Novel composting technology
Pasrea Inc. is developing a novel composting technology to fix the broken nitrogen cycle associated with centralised livestock operations and municipal waste management. The composting system allows to capture the evaporating ammonia from the compost and return it back to use instead of depositing it into natural ecosystems. As a synergistic benefit, Pasrea system also collects the excess heat from the composting process which can be coupled into local heating systems.

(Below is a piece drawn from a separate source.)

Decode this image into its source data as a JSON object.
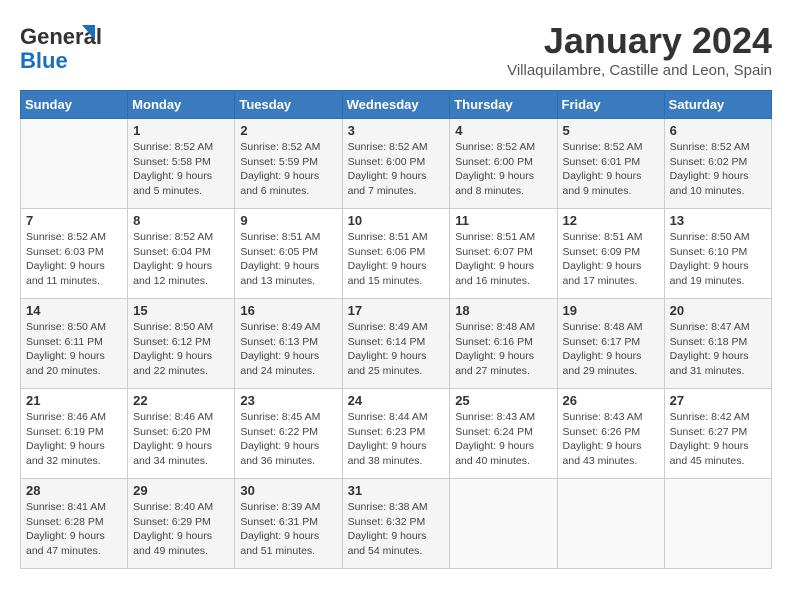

The invention thus also acts as a sustainable local energy source, which will reduce the use of traditional energy sources for heating, such as fossil fuels.
Pasrea system is intended for the use of farmers willing to handle their own agricultural waste such as animal manure etc. efficiently by themselves and for the use of municipal waste management operators to handle wastewater slurries and other organic waste but is suitable for other related composting actions too.
The solution addresses global challenges associated with global warming, sustainable farming and waste management and thus the total value of the solution is really hard to assess. Nevertheless if our solution works and will be implemented on a global scale the positive effects for the community, society and even the planet will be immense.
Such composting method addresses problems both at macro and micro level. At micro level this technology allows livestock producers to process their manure in-situ in an environmentally and economically sustainable fashion, while reducing heating and fertilisation expenses, which makes agriculture more sustainable and profitable for the farmers. At macro level Pasrea aims at repairing the broken nitrogen cycle associated with centralised livestock operations and municipal waste management, resulting in lower demand for industrially produced fertilisers and a decrease in environmentally harmful ammonia emissions from agriculture and composting actions. Extending the technology into processing of municipal wastewater slurries and organic wastes would conveniently connect human food consumption into the nitrogen cycle we aspire to create. Implementing this technology reduces the CO2 emissions associated with agriculture, as the need for energy-intensive industrial production of ammonia decreases. In addition, livestock operators and municipal waste management operators can save on fossil fuels by coupling the composting into their in-house and/or district heating systems.
As a summary, the invention would solve problems associated with sustainability of livestock operations, agriculture and municipal waste management by transforming the source of problems into a source of possibilities.